**To do:**
Produce an exact copy of all records below.

(Items from an interface collection)
________________________________________
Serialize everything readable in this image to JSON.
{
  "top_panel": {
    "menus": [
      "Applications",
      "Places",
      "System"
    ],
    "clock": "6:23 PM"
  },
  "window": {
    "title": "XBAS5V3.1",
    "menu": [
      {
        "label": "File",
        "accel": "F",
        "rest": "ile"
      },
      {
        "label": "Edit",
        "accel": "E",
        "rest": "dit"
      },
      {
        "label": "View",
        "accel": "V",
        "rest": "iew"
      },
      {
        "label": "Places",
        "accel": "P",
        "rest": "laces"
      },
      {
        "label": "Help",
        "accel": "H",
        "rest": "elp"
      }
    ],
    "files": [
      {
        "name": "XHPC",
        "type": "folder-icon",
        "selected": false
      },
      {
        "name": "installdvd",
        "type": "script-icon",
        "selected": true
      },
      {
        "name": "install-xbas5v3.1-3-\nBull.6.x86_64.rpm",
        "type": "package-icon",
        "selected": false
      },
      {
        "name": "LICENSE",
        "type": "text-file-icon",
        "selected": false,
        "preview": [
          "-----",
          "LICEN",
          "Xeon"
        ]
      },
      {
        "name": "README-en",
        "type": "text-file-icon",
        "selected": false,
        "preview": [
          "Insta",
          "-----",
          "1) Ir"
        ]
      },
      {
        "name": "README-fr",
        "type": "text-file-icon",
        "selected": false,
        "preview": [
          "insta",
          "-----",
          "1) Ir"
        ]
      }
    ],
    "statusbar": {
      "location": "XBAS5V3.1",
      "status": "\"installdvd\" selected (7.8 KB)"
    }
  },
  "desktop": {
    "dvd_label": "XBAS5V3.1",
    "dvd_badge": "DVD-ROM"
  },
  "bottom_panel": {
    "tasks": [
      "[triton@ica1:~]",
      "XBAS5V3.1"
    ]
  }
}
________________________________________
**Final answer:**
Serialize everything readable in this image to JSON.
{
  "top_panel": {
    "menus": [
      "Applications",
      "Places",
      "System"
    ],
    "clock": "6:23 PM"
  },
  "window": {
    "title": "XBAS5V3.1",
    "menu": [
      {
        "label": "File",
        "accel": "F",
        "rest": "ile"
      },
      {
        "label": "Edit",
        "accel": "E",
        "rest": "dit"
      },
      {
        "label": "View",
        "accel": "V",
        "rest": "iew"
      },
      {
        "label": "Places",
        "accel": "P",
        "rest": "laces"
      },
      {
        "label": "Help",
        "accel": "H",
        "rest": "elp"
      }
    ],
    "files": [
      {
        "name": "XHPC",
        "type": "folder-icon",
        "selected": false
      },
      {
        "name": "installdvd",
        "type": "script-icon",
        "selected": true
      },
      {
        "name": "install-xbas5v3.1-3-\nBull.6.x86_64.rpm",
        "type": "package-icon",
        "selected": false
      },
      {
        "name": "LICENSE",
        "type": "text-file-icon",
        "selected": false,
        "preview": [
          "-----",
          "LICEN",
          "Xeon"
        ]
      },
      {
        "name": "README-en",
        "type": "text-file-icon",
        "selected": false,
        "preview": [
          "Insta",
          "-----",
          "1) Ir"
        ]
      },
      {
        "name": "README-fr",
        "type": "text-file-icon",
        "selected": false,
        "preview": [
          "insta",
          "-----",
          "1) Ir"
        ]
      }
    ],
    "statusbar": {
      "location": "XBAS5V3.1",
      "status": "\"installdvd\" selected (7.8 KB)"
    }
  },
  "desktop": {
    "dvd_label": "XBAS5V3.1",
    "dvd_badge": "DVD-ROM"
  },
  "bottom_panel": {
    "tasks": [
      "[triton@ica1:~]",
      "XBAS5V3.1"
    ]
  }
}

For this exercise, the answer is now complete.